**WORK ORDER**
Within the records, which lines hold the string "title"? Report each one by copying it.

**PROVIDED DATA**
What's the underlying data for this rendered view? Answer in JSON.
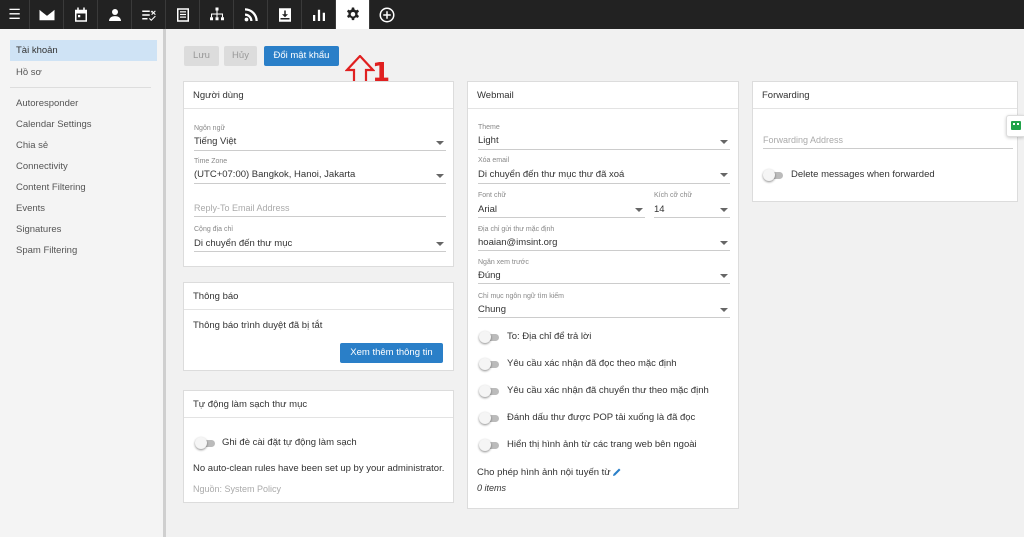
{
  "topbar": {
    "icons": [
      "menu-icon",
      "mail-icon",
      "calendar-icon",
      "contacts-icon",
      "tasks-icon",
      "notes-icon",
      "org-chart-icon",
      "rss-icon",
      "archive-icon",
      "reports-icon",
      "settings-icon",
      "add-circle-icon"
    ],
    "active": "settings-icon"
  },
  "sidebar": {
    "items": [
      {
        "label": "Tài khoản",
        "selected": true
      },
      {
        "label": "Hồ sơ"
      },
      {
        "label": "Autoresponder"
      },
      {
        "label": "Calendar Settings"
      },
      {
        "label": "Chia sẻ"
      },
      {
        "label": "Connectivity"
      },
      {
        "label": "Content Filtering"
      },
      {
        "label": "Events"
      },
      {
        "label": "Signatures"
      },
      {
        "label": "Spam Filtering"
      }
    ]
  },
  "toolbar": {
    "save_label": "Lưu",
    "cancel_label": "Hủy",
    "change_password_label": "Đổi mật khẩu"
  },
  "annotation": {
    "number": "1",
    "color": "#e02020"
  },
  "user_panel": {
    "title": "Người dùng",
    "language_label": "Ngôn ngữ",
    "language_value": "Tiếng Việt",
    "timezone_label": "Time Zone",
    "timezone_value": "(UTC+07:00) Bangkok, Hanoi, Jakarta",
    "replyto_placeholder": "Reply-To Email Address",
    "trash_label": "Cộng địa chỉ",
    "trash_value": "Di chuyển đến thư mục"
  },
  "notify_panel": {
    "title": "Thông báo",
    "text": "Thông báo trình duyệt đã bị tắt",
    "button_label": "Xem thêm thông tin"
  },
  "autoclean_panel": {
    "title": "Tự động làm sạch thư mục",
    "toggle_label": "Ghi đè cài đặt tự động làm sạch",
    "info": "No auto-clean rules have been set up by your administrator.",
    "source": "Nguồn: System Policy"
  },
  "webmail_panel": {
    "title": "Webmail",
    "theme_label": "Theme",
    "theme_value": "Light",
    "delete_label": "Xóa email",
    "delete_value": "Di chuyển đến thư mục thư đã xoá",
    "font_label": "Font chữ",
    "font_value": "Arial",
    "size_label": "Kích cỡ chữ",
    "size_value": "14",
    "from_label": "Địa chỉ gửi thư mặc định",
    "from_value": "hoaian@imsint.org",
    "preview_label": "Ngăn xem trước",
    "preview_value": "Đúng",
    "search_label": "Chỉ mục ngôn ngữ tìm kiếm",
    "search_value": "Chung",
    "toggles": [
      "To: Địa chỉ để trả lời",
      "Yêu cầu xác nhận đã đọc theo mặc định",
      "Yêu cầu xác nhận đã chuyển thư theo mặc định",
      "Đánh dấu thư được POP tải xuống là đã đọc",
      "Hiển thị hình ảnh từ các trang web bên ngoài"
    ],
    "inline_images_label": "Cho phép hình ảnh nội tuyến từ",
    "inline_images_count": "0 items"
  },
  "forwarding_panel": {
    "title": "Forwarding",
    "address_placeholder": "Forwarding Address",
    "delete_toggle_label": "Delete messages when forwarded"
  },
  "colors": {
    "primary": "#2a7fc8",
    "topbar": "#222222",
    "selected": "#cfe3f5",
    "badge": "#21a34a"
  }
}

**FINISHED TASK**
    "title": "Người dùng",
    "title": "Thông báo",
    "title": "Tự động làm sạch thư mục",
    "title": "Webmail",
    "title": "Forwarding",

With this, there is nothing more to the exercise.